─── Source material

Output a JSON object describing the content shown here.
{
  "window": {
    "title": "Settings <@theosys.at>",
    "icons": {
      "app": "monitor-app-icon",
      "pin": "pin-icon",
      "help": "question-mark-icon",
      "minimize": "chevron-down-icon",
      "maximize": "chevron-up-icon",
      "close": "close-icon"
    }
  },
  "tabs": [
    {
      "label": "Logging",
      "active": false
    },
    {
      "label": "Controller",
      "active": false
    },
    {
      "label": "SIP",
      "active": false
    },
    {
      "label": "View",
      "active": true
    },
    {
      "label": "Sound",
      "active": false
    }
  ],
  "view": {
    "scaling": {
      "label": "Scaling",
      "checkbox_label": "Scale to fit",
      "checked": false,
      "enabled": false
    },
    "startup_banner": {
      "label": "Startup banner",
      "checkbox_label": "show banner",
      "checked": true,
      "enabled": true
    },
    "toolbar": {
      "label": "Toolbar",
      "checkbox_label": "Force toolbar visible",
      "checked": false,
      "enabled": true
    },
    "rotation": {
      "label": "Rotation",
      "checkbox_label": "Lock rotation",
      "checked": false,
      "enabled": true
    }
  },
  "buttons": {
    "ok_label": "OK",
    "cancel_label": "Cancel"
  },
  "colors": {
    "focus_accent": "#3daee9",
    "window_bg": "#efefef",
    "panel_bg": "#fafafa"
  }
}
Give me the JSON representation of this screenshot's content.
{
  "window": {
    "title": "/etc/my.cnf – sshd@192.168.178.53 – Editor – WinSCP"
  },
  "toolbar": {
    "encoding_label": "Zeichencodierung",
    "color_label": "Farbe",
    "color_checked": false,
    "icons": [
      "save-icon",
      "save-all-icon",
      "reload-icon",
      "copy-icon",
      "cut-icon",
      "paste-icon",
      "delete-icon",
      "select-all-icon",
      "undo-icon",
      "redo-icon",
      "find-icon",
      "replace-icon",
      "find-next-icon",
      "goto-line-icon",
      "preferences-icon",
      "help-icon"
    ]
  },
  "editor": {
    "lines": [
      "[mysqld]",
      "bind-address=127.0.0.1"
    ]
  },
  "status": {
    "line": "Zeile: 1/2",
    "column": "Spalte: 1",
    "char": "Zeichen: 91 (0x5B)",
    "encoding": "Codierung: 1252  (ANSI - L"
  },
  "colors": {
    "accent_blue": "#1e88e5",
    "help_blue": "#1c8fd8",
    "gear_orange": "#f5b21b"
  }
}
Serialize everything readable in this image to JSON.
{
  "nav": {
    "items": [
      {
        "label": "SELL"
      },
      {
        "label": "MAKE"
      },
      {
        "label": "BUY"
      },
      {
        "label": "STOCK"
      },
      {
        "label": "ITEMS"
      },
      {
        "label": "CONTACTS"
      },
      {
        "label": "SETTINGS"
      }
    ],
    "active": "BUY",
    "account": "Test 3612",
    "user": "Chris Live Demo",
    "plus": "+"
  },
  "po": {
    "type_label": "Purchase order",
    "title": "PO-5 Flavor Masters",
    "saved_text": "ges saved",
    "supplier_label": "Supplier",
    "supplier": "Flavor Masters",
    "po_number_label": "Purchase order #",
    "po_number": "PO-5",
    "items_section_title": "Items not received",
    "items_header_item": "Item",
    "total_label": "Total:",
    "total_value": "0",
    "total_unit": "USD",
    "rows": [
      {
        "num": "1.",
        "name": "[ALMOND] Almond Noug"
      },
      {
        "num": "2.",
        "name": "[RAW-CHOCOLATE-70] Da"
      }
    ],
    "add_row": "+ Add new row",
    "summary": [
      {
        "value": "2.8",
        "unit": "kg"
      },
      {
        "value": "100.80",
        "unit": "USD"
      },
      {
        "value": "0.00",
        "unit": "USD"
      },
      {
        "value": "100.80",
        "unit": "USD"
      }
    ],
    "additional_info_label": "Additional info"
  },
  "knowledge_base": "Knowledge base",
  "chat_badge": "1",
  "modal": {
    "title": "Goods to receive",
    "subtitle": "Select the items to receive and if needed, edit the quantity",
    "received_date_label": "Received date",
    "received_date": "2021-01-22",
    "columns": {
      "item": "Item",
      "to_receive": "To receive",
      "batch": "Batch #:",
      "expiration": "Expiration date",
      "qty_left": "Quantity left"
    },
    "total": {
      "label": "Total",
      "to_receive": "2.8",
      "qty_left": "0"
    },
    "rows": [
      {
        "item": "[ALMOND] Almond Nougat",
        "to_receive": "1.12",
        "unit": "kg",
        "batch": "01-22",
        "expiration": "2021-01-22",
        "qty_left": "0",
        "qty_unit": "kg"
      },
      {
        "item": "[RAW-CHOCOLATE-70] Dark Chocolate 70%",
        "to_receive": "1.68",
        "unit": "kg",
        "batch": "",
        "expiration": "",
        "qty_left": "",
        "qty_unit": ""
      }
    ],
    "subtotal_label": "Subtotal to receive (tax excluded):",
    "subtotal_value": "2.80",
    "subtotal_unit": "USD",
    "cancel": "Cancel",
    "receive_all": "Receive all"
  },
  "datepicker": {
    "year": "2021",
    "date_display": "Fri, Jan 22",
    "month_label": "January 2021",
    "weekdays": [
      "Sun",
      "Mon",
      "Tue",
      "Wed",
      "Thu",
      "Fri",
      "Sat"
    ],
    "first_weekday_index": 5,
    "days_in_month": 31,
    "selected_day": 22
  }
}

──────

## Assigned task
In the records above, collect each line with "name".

## Solved problem
        "name": "[ALMOND] Almond Noug"
        "name": "[RAW-CHOCOLATE-70] Da"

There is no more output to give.